-- TO DO --
Reproduce each of the entries that follow, exactly.
((
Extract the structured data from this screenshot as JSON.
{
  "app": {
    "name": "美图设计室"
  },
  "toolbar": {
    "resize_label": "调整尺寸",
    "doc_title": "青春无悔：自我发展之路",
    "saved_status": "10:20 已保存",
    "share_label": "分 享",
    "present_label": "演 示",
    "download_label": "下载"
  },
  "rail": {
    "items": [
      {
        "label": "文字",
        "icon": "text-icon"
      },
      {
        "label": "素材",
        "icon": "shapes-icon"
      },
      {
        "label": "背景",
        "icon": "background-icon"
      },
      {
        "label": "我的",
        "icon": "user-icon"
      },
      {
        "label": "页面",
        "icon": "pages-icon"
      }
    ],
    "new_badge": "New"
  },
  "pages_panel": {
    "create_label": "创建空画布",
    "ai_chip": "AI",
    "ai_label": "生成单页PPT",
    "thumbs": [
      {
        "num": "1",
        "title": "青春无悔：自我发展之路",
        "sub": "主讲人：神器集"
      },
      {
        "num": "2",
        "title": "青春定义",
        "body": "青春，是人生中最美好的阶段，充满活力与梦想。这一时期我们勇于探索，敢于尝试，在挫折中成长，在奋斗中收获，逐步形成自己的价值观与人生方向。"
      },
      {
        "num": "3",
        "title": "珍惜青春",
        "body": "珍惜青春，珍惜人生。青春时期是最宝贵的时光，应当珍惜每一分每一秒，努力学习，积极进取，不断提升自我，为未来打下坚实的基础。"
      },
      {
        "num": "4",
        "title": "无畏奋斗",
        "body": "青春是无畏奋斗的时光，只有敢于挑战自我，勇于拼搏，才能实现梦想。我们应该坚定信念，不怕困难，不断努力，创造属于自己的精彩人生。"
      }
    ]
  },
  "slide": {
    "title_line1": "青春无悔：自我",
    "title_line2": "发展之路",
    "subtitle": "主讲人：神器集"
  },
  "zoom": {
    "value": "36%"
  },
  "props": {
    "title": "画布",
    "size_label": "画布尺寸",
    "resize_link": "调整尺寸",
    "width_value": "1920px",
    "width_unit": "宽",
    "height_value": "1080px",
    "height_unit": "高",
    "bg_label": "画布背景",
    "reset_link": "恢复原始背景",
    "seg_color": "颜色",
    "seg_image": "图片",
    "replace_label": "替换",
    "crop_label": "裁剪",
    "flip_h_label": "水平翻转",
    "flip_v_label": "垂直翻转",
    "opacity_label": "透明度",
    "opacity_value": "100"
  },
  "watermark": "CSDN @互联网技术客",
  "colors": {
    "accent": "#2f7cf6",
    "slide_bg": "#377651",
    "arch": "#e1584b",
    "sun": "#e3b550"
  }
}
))
-- EXERCISE RESULT --
Extract the structured data from this screenshot as JSON.
{
  "app": {
    "name": "美图设计室"
  },
  "toolbar": {
    "resize_label": "调整尺寸",
    "doc_title": "青春无悔：自我发展之路",
    "saved_status": "10:20 已保存",
    "share_label": "分 享",
    "present_label": "演 示",
    "download_label": "下载"
  },
  "rail": {
    "items": [
      {
        "label": "文字",
        "icon": "text-icon"
      },
      {
        "label": "素材",
        "icon": "shapes-icon"
      },
      {
        "label": "背景",
        "icon": "background-icon"
      },
      {
        "label": "我的",
        "icon": "user-icon"
      },
      {
        "label": "页面",
        "icon": "pages-icon"
      }
    ],
    "new_badge": "New"
  },
  "pages_panel": {
    "create_label": "创建空画布",
    "ai_chip": "AI",
    "ai_label": "生成单页PPT",
    "thumbs": [
      {
        "num": "1",
        "title": "青春无悔：自我发展之路",
        "sub": "主讲人：神器集"
      },
      {
        "num": "2",
        "title": "青春定义",
        "body": "青春，是人生中最美好的阶段，充满活力与梦想。这一时期我们勇于探索，敢于尝试，在挫折中成长，在奋斗中收获，逐步形成自己的价值观与人生方向。"
      },
      {
        "num": "3",
        "title": "珍惜青春",
        "body": "珍惜青春，珍惜人生。青春时期是最宝贵的时光，应当珍惜每一分每一秒，努力学习，积极进取，不断提升自我，为未来打下坚实的基础。"
      },
      {
        "num": "4",
        "title": "无畏奋斗",
        "body": "青春是无畏奋斗的时光，只有敢于挑战自我，勇于拼搏，才能实现梦想。我们应该坚定信念，不怕困难，不断努力，创造属于自己的精彩人生。"
      }
    ]
  },
  "slide": {
    "title_line1": "青春无悔：自我",
    "title_line2": "发展之路",
    "subtitle": "主讲人：神器集"
  },
  "zoom": {
    "value": "36%"
  },
  "props": {
    "title": "画布",
    "size_label": "画布尺寸",
    "resize_link": "调整尺寸",
    "width_value": "1920px",
    "width_unit": "宽",
    "height_value": "1080px",
    "height_unit": "高",
    "bg_label": "画布背景",
    "reset_link": "恢复原始背景",
    "seg_color": "颜色",
    "seg_image": "图片",
    "replace_label": "替换",
    "crop_label": "裁剪",
    "flip_h_label": "水平翻转",
    "flip_v_label": "垂直翻转",
    "opacity_label": "透明度",
    "opacity_value": "100"
  },
  "watermark": "CSDN @互联网技术客",
  "colors": {
    "accent": "#2f7cf6",
    "slide_bg": "#377651",
    "arch": "#e1584b",
    "sun": "#e3b550"
  }
}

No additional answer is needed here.